How to Vote When You Don’t Like Either of Them: A Simple Card Game That Completely Explains Presidential Elections
Voting is a game of strategy — and opting out doesn’t mean you’re not playing.
It’s the worst to be heading into an election and feeling like both candidates can just go suck it. What do you do then? Throw away your sacred vote on someone you don’t like? Stay home and opt out so you don’t have to hitch your wagon to either of these two jokers? No good choices here, right?
If that’s how you’re thinking, indulge me for a moment. Let’s reframe this voting thing into what it really is: a game.
There’s a card game I like to play called Skip-Bo. Winning Skip-Bo should be easy, but the game is designed to make you take your eye off the ball. Every time I play, I feel like I’m getting a master class in human psychology.
Skip-Bo is like UNO but with multiple card piles. There are five shared piles in the middle of the table, and each individual player has up to five piles of their own. To win, you have to deplete just ONE specific pile.
Only one pile really matters. The rest are just theater and tools to maneuver. Sometimes you might end up whomping down 20 cards in a row, which can feel really gratifying, only to realize that you haven’t touched the one pile that matters.
You can feel like you’re making progress when you’re not. You can feel like you’re doing something useful and important, but actually, you’ve just fallen victim to distraction.
So how does this correlate to the election?
Voting for President of the United States is not a test of your virtue, it’s not a protest, and it’s not a way to disassociate yourself from all the people who are out there trying to tell you which way to vote. It’s a utilitarian exercise designed to put one of two old white men in the White House. That’s the pile that matters.
One of these goobers is going to be in charge for four years. If you can’t vote FOR someone, then use your power to vote AGAINST someone else. You already know you’re going to be ticked off for four years, but which candidate is going to do less damage?
Remember, this is a game.
Voting for anyone other than two main candidates, or not voting at all, means that you’re cosigning the winner. By taking the supposed moral high ground, you’re ceding your vote to the rest of the voting population in your state. (Yes, those idiots.) In not going along with the crowd, you’ve empowered the crowd.

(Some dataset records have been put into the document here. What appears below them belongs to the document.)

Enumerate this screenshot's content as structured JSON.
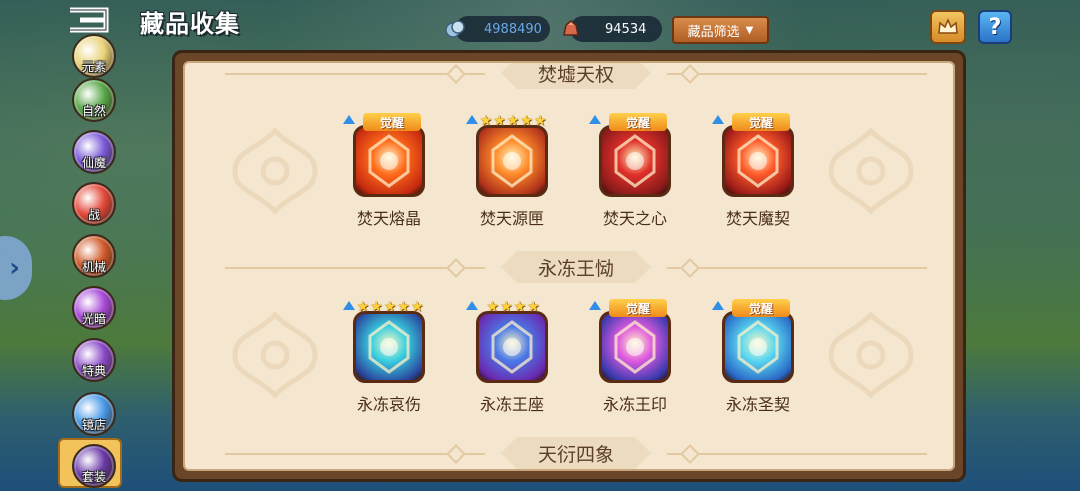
{
  "header": {
    "title": "藏品收集"
  },
  "resources": [
    {
      "icon": "crystal-icon",
      "value": "4988490"
    },
    {
      "icon": "gem-pouch-icon",
      "value": "94534"
    }
  ],
  "filter": {
    "label": "藏品筛选"
  },
  "help": {
    "label": "?"
  },
  "sidebar": [
    {
      "label": "元素",
      "color": "#e9d37a"
    },
    {
      "label": "自然",
      "color": "#5aa84a"
    },
    {
      "label": "仙魔",
      "color": "#7a5ad8"
    },
    {
      "label": "战",
      "color": "#e34a3a"
    },
    {
      "label": "机械",
      "color": "#d05a2a"
    },
    {
      "label": "光暗",
      "color": "#a84ad8"
    },
    {
      "label": "特典",
      "color": "#8a4ac8"
    },
    {
      "label": "镜店",
      "color": "#4a9ae8"
    },
    {
      "label": "套装",
      "color": "#6a3aa8"
    }
  ],
  "sections": [
    {
      "title": "焚墟天权",
      "items": [
        {
          "name": "焚天熔晶",
          "badge": "觉醒",
          "stars": 0,
          "colors": [
            "#ff6a1a",
            "#c52a10"
          ]
        },
        {
          "name": "焚天源匣",
          "badge": "",
          "stars": 5,
          "colors": [
            "#ff8a2a",
            "#b0321a"
          ]
        },
        {
          "name": "焚天之心",
          "badge": "觉醒",
          "stars": 0,
          "colors": [
            "#e0302a",
            "#8a1a1a"
          ]
        },
        {
          "name": "焚天魔契",
          "badge": "觉醒",
          "stars": 0,
          "colors": [
            "#ff5a2a",
            "#9a1a18"
          ]
        }
      ]
    },
    {
      "title": "永冻王恸",
      "items": [
        {
          "name": "永冻哀伤",
          "badge": "",
          "stars": 5,
          "colors": [
            "#3ad0e0",
            "#2a4aa0"
          ]
        },
        {
          "name": "永冻王座",
          "badge": "",
          "stars": 4,
          "colors": [
            "#4a7ae8",
            "#6a2ab0"
          ]
        },
        {
          "name": "永冻王印",
          "badge": "觉醒",
          "stars": 0,
          "colors": [
            "#e05ae0",
            "#3a3ab0"
          ]
        },
        {
          "name": "永冻圣契",
          "badge": "觉醒",
          "stars": 0,
          "colors": [
            "#5ad8f0",
            "#2a6ac8"
          ]
        }
      ]
    },
    {
      "title": "天衍四象",
      "items": []
    }
  ]
}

Your third-party candidate isn’t going to win and you know it. (The time to create a pathway for more than two candidates is between elections, not at the voting booth.)
By not voting, you may intend to stick your head in the sand, but what you’re really doing is giving someone else a head start on building a sand castle on your head.
What’s that saying I’ve heard so much this past year? Not saying anything is still communicating. Or, as my therapist used to say, doing nothing is still a choice. By not consciously getting in the game, you’re playing into someone else’s strategy. Why would you give away that power?
Skip-Bo has all the answers
So don’t get distracted with the theater of all this. Don’t get so bound up in moving your cards around that you take your eye off the prize. Someone is going to win and someone is going to lose. You have a card to play. Don’t throw it away. Make it count.